Let's not wait until the end to sum up: "Dear Evan Hansen" is an extraordinary piece of musical theater, and if you have a chance to see it at Shea's, you should go.
The show is the modern-day story of Evan Hansen, a socially inept high school senior who struggles to make friends. His time-stressed mom has him in counseling, and his counselor has him on anti-anxiety drugs. They aren't helping. Neither is his assignment to write daily letters to himself, little "pep talks" about why his day will be amazing.
Ben Levi Ross captures Evan's isolation with a precision that is so perfect it is painful, and painfully funny, to watch. He looks like a real teenager, especially when telegraphing to his Mom the futility of her upbeat advice. Jessica Phillips plays Heidi Hansen, an overworked and overstressed single mom, with a believable mix of love and frustration. Her opening lament about the pitfalls of parenting draws knowing nods and sympathy.
Meanwhile, after a wretched day at school where he's bullied and ignored, Evan realizes he hasn't produced the daily letter he needs before he goes to his therapist. Rushing through it in the school computer lab, Evan vents that there no way this day, or any other in his life, will ever be amazing. He wishes that everything were different, that what he said would matter to somebody, and that he could connect with Zoe, the girl he has a crush on. He also writes "I wonder if anybody would noticed if I disappeared tomorrow?"
Disaster strikes when Evan hits print. Connor Murphy, a troubled bully who dresses in "school shooter chic," grabs Evan's letter from the printer and taunts him. When Connor notices that Evan has mentioned his sister, Zoe, he goes into a rage and keeps the letter to ruin Evan's life.
But Connor (Marrick Smith) never gets that chance. We learn that he has killed himself, and that his parents have found the letter, written to "Dear Evan Hansen." They think it is a suicide note.
Awkward in the best of situations, Evan is incapable of telling the truth to the grieving Murphys. Instead, he lies, telling Connor's parents that the two were good friends and spent a lot of time together talking about their dreams and stuff. His stories comfort Connor's grieving mother (the wonderful Christine Noll), and give Connor's father (a stoic Aaron Lazar) a way to process the idea that his son -- who constantly rejected him -- wanted his love and attention.
Connor was angry and defiant at home and considered a freak at school. As news of his suicide spreads, he gets another chance to be accepted. Alana, the class joiner and organizer, is leading the bandwagon to mourn her classmate (who may or may not have been in her 10th grade English) by starting a blog in his memory. Phoebe Koyabe does a great job as Alana, an energetic pleaser who has her own problems making the leap from acquaintance to friendship.
Evan's other sort-of friend Jared (Jared Goldsmith, clearly having fun) provides more support by writing a back-dated email history between Evan and Connor. He also provides many of the comic moments with his well-placed bursts of profanity and recognizing that this whole suicide-note misunderstanding is bull----.

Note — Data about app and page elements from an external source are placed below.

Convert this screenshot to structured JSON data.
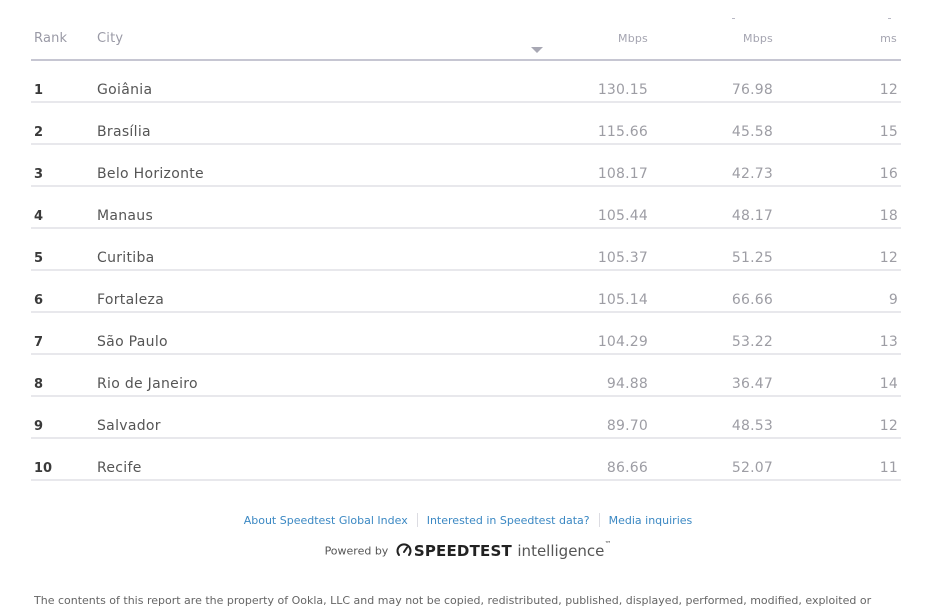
{
  "table": {
    "headers": {
      "rank": "Rank",
      "city": "City",
      "download_unit": "Mbps",
      "upload_unit": "Mbps",
      "latency_unit": "ms"
    },
    "sort": {
      "column": "download",
      "direction": "descending",
      "icon": "sort-down-icon"
    },
    "rows": [
      {
        "rank": "1",
        "city": "Goiânia",
        "download": "130.15",
        "upload": "76.98",
        "latency": "12"
      },
      {
        "rank": "2",
        "city": "Brasília",
        "download": "115.66",
        "upload": "45.58",
        "latency": "15"
      },
      {
        "rank": "3",
        "city": "Belo Horizonte",
        "download": "108.17",
        "upload": "42.73",
        "latency": "16"
      },
      {
        "rank": "4",
        "city": "Manaus",
        "download": "105.44",
        "upload": "48.17",
        "latency": "18"
      },
      {
        "rank": "5",
        "city": "Curitiba",
        "download": "105.37",
        "upload": "51.25",
        "latency": "12"
      },
      {
        "rank": "6",
        "city": "Fortaleza",
        "download": "105.14",
        "upload": "66.66",
        "latency": "9"
      },
      {
        "rank": "7",
        "city": "São Paulo",
        "download": "104.29",
        "upload": "53.22",
        "latency": "13"
      },
      {
        "rank": "8",
        "city": "Rio de Janeiro",
        "download": "94.88",
        "upload": "36.47",
        "latency": "14"
      },
      {
        "rank": "9",
        "city": "Salvador",
        "download": "89.70",
        "upload": "48.53",
        "latency": "12"
      },
      {
        "rank": "10",
        "city": "Recife",
        "download": "86.66",
        "upload": "52.07",
        "latency": "11"
      }
    ]
  },
  "footer": {
    "links": [
      "About Speedtest Global Index",
      "Interested in Speedtest data?",
      "Media inquiries"
    ],
    "powered_by": "Powered by",
    "brand": "SPEEDTEST",
    "brand_suffix": "intelligence",
    "trademark": "™",
    "disclaimer": "The contents of this report are the property of Ookla, LLC and may not be copied, redistributed, published, displayed, performed, modified, exploited or"
  },
  "colors": {
    "link": "#3b88c3",
    "header_rule": "#c6c6d2",
    "row_rule": "#e8e8ec"
  }
}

Over the next two hours, the triumph of style over reality marches on through a social media storm, as viral dead Connor invigorates the lives of those he formerly terrorized. Even Connor's sister, Zoe (Maggie McKenna), who knew him as the monster who would bang on her door and say he would kill her, is beginning to appreciate the new Connor created by Evan. More to the point, she begins to appreciate Evan.
Zoe's attention is what finally leads Evan to embrace the lies and nurture the hype. He starts the Connor Project, an online fundraiser to build a memorial to his dead imaginary friend.
Of course, the weight of all this eventually brings everything crashing down. When it does, "Dear Evan Hansen" shifts gears from false hopes to painful revelations, and the authenticity is wrenching. The set until now had been framed in drapes covered with projections from online posts, texts, blogs and email -- a visible representation of the Internet. When the truth comes out -- and there are more truths than we expect -- the cloud of content evaporates.
That is where the show's magic is found -- in its honesty, simplicity and familiarity. None of the characters are caricatures, no one is the enemy. The emotional depth of Steven Levenson's book comes through in the songs by Benj Pasek and Justin Paul, and we could not have asked for a better cast to perform them.
Lots of people bought season tickets to Shea's Broadway series for the first time last year to assure they would be able to see "Hamilton." With "Dear Evan Hansen" also in the package, they were luckier than they knew.
"Dear Evan Hansen"
★ ★ ★★ (out of four stars)
Through May 19 in Shea's Buffalo Theatre (646 Main St.). Tickets are extremely limited; check sheas.org for availability.